** Entries supplied **
Content starts

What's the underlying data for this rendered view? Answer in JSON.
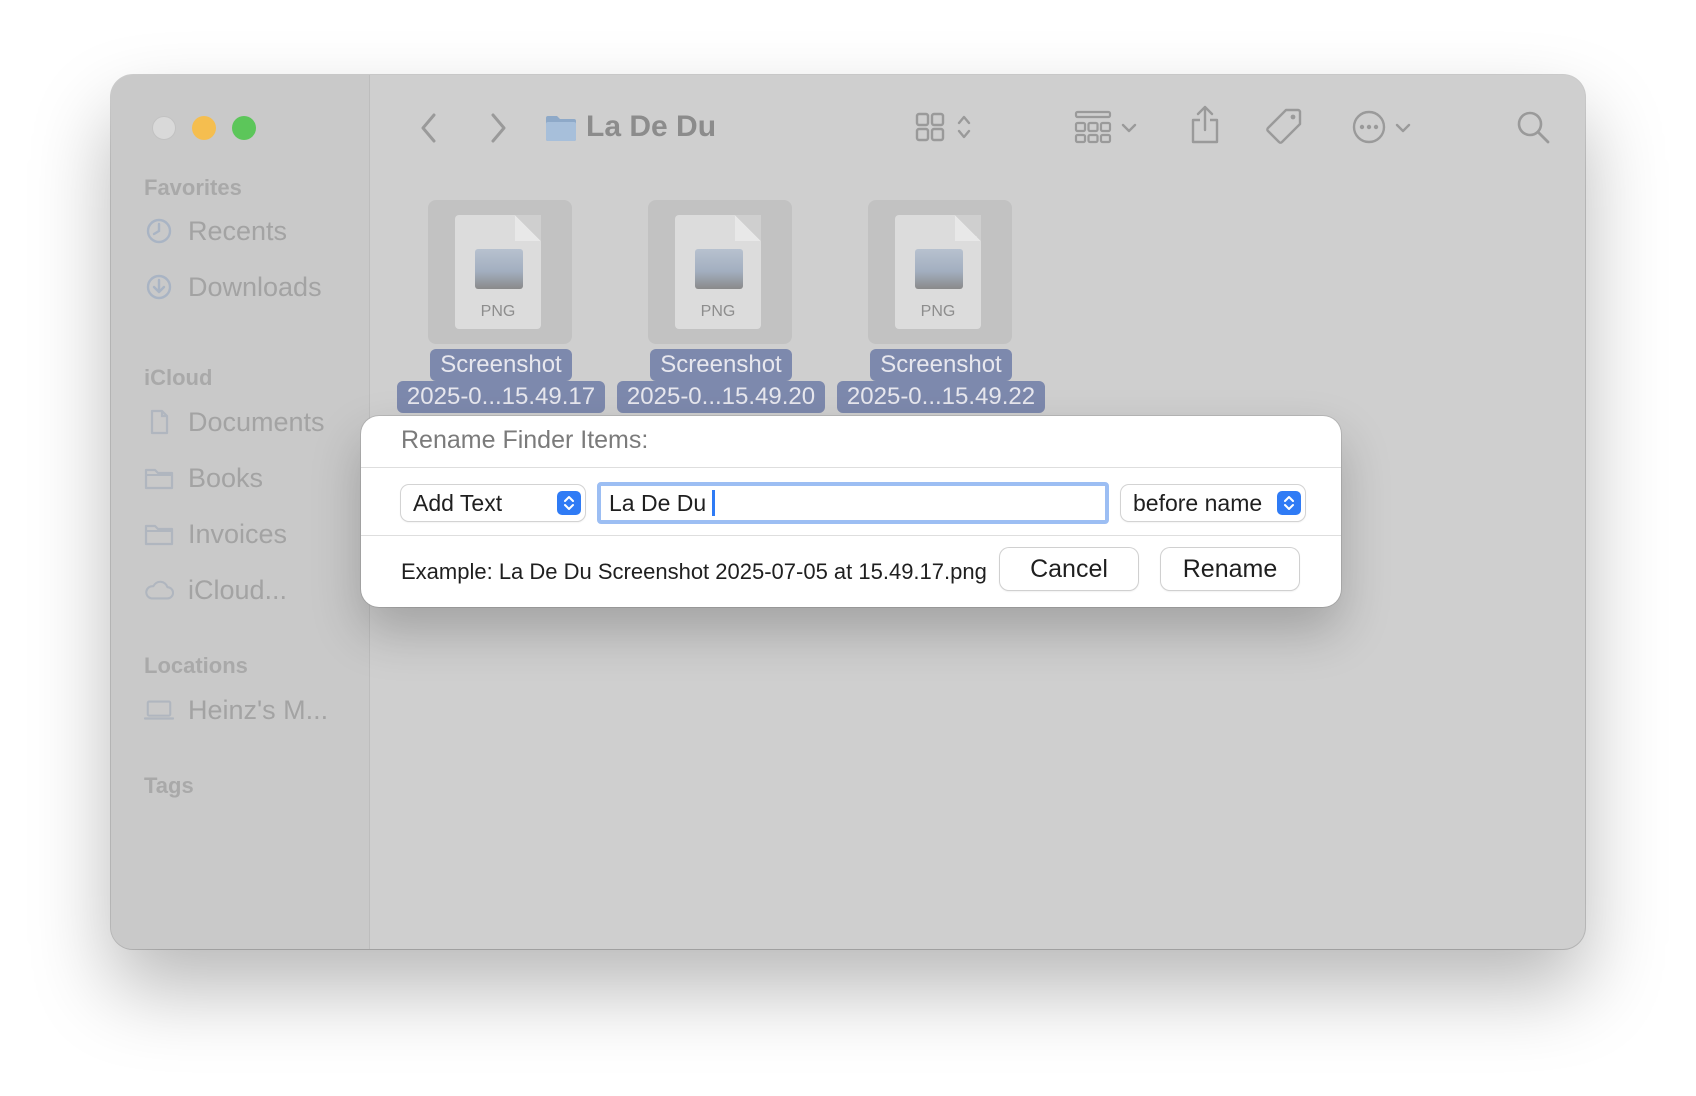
{
  "window": {
    "title": "La De Du"
  },
  "sidebar": {
    "sections": [
      {
        "heading": "Favorites",
        "items": [
          {
            "label": "Recents",
            "icon": "clock-icon"
          },
          {
            "label": "Downloads",
            "icon": "download-icon"
          }
        ]
      },
      {
        "heading": "iCloud",
        "items": [
          {
            "label": "Documents",
            "icon": "document-icon"
          },
          {
            "label": "Books",
            "icon": "folder-icon"
          },
          {
            "label": "Invoices",
            "icon": "folder-icon"
          },
          {
            "label": "iCloud...",
            "icon": "cloud-icon"
          }
        ]
      },
      {
        "heading": "Locations",
        "items": [
          {
            "label": "Heinz's M...",
            "icon": "laptop-icon"
          }
        ]
      },
      {
        "heading": "Tags",
        "items": []
      }
    ]
  },
  "files": [
    {
      "type_label": "PNG",
      "name_line1": "Screenshot",
      "name_line2": "2025-0...15.49.17"
    },
    {
      "type_label": "PNG",
      "name_line1": "Screenshot",
      "name_line2": "2025-0...15.49.20"
    },
    {
      "type_label": "PNG",
      "name_line1": "Screenshot",
      "name_line2": "2025-0...15.49.22"
    }
  ],
  "dialog": {
    "title": "Rename Finder Items:",
    "mode": "Add Text",
    "text_value": "La De Du",
    "position": "before name",
    "example": "Example: La De Du Screenshot 2025-07-05 at 15.49.17.png",
    "cancel_label": "Cancel",
    "rename_label": "Rename"
  },
  "colors": {
    "accent": "#2f7bf5",
    "selection": "#7d89ad",
    "traffic_minimize": "#f5be4f",
    "traffic_maximize": "#5cc65a"
  }
}
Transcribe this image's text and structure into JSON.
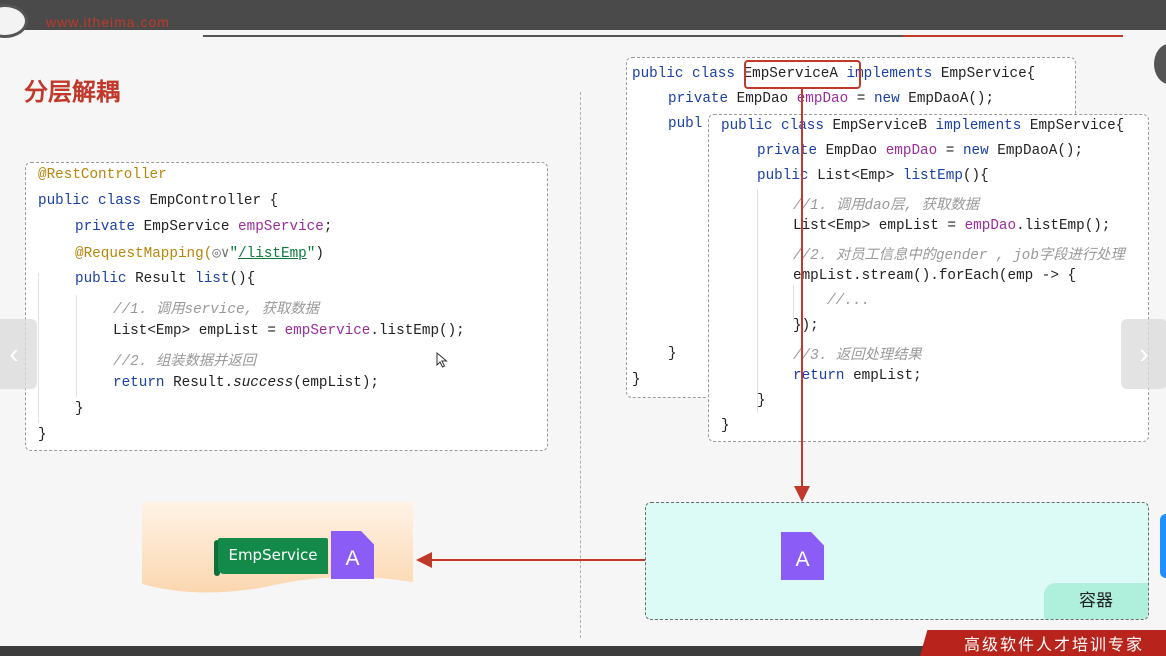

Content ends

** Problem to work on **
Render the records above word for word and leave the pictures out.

** Problem solution **
What's the underlying data for this rendered view? Answer in JSON.
{
  "window": {
    "title": "La De Du"
  },
  "sidebar": {
    "sections": [
      {
        "heading": "Favorites",
        "items": [
          {
            "label": "Recents",
            "icon": "clock-icon"
          },
          {
            "label": "Downloads",
            "icon": "download-icon"
          }
        ]
      },
      {
        "heading": "iCloud",
        "items": [
          {
            "label": "Documents",
            "icon": "document-icon"
          },
          {
            "label": "Books",
            "icon": "folder-icon"
          },
          {
            "label": "Invoices",
            "icon": "folder-icon"
          },
          {
            "label": "iCloud...",
            "icon": "cloud-icon"
          }
        ]
      },
      {
        "heading": "Locations",
        "items": [
          {
            "label": "Heinz's M...",
            "icon": "laptop-icon"
          }
        ]
      },
      {
        "heading": "Tags",
        "items": []
      }
    ]
  },
  "files": [
    {
      "type_label": "PNG",
      "name_line1": "Screenshot",
      "name_line2": "2025-0...15.49.17"
    },
    {
      "type_label": "PNG",
      "name_line1": "Screenshot",
      "name_line2": "2025-0...15.49.20"
    },
    {
      "type_label": "PNG",
      "name_line1": "Screenshot",
      "name_line2": "2025-0...15.49.22"
    }
  ],
  "dialog": {
    "title": "Rename Finder Items:",
    "mode": "Add Text",
    "text_value": "La De Du",
    "position": "before name",
    "example": "Example: La De Du Screenshot 2025-07-05 at 15.49.17.png",
    "cancel_label": "Cancel",
    "rename_label": "Rename"
  },
  "colors": {
    "accent": "#2f7bf5",
    "selection": "#7d89ad",
    "traffic_minimize": "#f5be4f",
    "traffic_maximize": "#5cc65a"
  }
}
Transcribe this image's text and structure into JSON.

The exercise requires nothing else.